superposed - Place (something) on or above something else, esp. so that they coincide: "superposed triangles".

superimpose - Place or lay (one thing) over another, typically so that both are still evident.

Are they just synonyms?

They are synonyms but have different scopes of usage.

Superimpose is the term found in general use.

Superpose is used mostly in scientific or mathematical contexts; see 'superposition'.

Merriam-Webster has them as synonyms, but the difference is this: consider the Star of David, and consider the construction of one with two solid triangles rather than interlocking triangles.

The two triangles are superimposed, and both are evident.

Were one triangle not rotated, they would be superposed.

• This is true in mathematics; in geology there is yet another usage, referring to the stratification of layers. – Mark Beadles Mar 13 '12 at 14:35
• I'm no mathematician, so maybe I'm wrong here, but this seems unlikely to me. In this diagram, the two (implied 3-d) triangles are interlaced, or interwoven. I'd be genuinely surprised if the mathematical usage distinguished between these two words according to visibility from the particular vantage point of the observer. – FumbleFingers Mar 13 '12 at 15:56
• @FumbleFingers, that is why I said consider the construction of one with two solid triangles rather than interlocking triangles. – cornbread ninja 麵包忍者 Mar 13 '12 at 16:06
• I still don't understand. Are you saying that to a mathematician (are you one?) there would be two different ways of arranging the triangles (whether 2-d, 3-d, or "Escherian") such that superimposed/superposed unambiguously distinguishes between the two? – FumbleFingers Mar 13 '12 at 16:21
• I am not a mathematician, nor do I play one on television. Yes I am saying that, and the Star of David was the first commonplace geometric structure that came to mind. I have seen Stars of David wherein it is not evident that the triangles interlock, so I wanted to make the distinction, especially after replacing my original (very large) image with an interlocking version. – cornbread ninja 麵包忍者 Mar 13 '12 at 17:41

I am an American mathematician who would like to comment on Cornbread Ninja's answer but I have no experience points and so am giving an answer instead. I think that `superimpose' and`superpose' are essentially synonyms but reading the OED definition of each makes me sympathize a little with Cornbread Ninja's answer.
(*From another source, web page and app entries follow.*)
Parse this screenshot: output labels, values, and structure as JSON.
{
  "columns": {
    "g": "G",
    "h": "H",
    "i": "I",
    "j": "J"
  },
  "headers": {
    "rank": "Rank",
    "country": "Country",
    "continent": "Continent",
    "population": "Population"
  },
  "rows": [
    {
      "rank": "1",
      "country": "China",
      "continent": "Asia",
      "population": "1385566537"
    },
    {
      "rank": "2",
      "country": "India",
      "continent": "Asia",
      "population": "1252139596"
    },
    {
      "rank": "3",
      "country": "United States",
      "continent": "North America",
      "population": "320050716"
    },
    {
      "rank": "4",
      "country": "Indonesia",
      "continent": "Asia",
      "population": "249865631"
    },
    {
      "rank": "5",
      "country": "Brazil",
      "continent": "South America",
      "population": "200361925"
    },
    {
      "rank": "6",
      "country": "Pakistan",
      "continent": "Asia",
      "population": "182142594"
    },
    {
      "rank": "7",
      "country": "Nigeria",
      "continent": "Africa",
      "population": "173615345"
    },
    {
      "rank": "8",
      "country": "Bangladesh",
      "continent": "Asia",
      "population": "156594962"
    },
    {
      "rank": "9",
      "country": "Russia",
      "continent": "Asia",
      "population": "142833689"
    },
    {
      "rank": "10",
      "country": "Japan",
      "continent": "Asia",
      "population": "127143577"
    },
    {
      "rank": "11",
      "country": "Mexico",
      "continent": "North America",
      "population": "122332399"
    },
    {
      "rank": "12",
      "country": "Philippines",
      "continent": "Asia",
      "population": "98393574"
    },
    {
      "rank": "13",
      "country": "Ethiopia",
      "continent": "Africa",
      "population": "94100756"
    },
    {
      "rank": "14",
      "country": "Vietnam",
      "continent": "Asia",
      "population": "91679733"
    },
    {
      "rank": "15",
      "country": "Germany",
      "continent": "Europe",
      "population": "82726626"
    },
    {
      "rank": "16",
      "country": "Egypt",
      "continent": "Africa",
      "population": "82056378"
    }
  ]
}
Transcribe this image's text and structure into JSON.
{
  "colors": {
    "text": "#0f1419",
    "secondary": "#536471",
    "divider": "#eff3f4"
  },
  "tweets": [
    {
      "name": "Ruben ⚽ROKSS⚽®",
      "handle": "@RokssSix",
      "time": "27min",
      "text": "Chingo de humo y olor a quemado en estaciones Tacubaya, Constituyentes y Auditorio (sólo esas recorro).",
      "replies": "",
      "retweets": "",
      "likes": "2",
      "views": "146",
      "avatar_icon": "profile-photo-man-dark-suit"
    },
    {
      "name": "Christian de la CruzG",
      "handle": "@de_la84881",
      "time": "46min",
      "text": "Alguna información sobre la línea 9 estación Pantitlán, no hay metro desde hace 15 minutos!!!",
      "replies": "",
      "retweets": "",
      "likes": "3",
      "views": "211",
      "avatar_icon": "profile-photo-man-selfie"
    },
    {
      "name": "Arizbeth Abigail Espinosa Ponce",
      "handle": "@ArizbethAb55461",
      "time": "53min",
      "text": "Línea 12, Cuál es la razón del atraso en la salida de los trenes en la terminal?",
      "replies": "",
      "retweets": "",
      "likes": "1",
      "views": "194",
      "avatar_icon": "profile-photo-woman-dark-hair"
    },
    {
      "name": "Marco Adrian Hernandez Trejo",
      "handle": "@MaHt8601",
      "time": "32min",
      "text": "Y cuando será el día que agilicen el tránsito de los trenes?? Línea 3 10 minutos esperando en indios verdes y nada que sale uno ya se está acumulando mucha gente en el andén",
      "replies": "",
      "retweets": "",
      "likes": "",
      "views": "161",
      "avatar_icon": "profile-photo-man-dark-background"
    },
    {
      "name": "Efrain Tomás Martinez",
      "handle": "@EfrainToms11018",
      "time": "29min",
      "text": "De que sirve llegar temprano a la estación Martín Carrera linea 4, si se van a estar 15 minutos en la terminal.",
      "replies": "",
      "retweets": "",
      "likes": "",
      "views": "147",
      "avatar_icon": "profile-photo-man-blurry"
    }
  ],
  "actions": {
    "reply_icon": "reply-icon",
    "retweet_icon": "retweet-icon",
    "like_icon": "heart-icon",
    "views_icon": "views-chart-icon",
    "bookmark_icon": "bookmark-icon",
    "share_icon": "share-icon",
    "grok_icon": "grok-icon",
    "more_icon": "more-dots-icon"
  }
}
However, the variability is usage is so great that extracting a true distinction seems useless. Nonetheless, the 'interlacing' of the triangles in Cornbread Ninja's example seems to obfuscate the distinction being described. The distinction is that superimposed triangles have not merged. Superposed triangles would meld together. In physics and mathematics (geology?) we speak of the `superposition' of waves. is often used in mathematics and physics when discussing wave phenomena. For example, light is a superposition of electromagnetic waves at different frequencies. Different frequencies correspond to different colors. The colors meld together and cannot be distinguished (without a prism or somesuch). So superposition makes sense. Superimposition would be say taking colored pieces of construction paper and laying them on top of each other.

Superimposed = one image overlying another.

Superposed = the addition of one image to another, e.g. mean water level = 5mOD

Waves = +/- 1m above mean level

Superposed = water level between +4mOD and +6mOD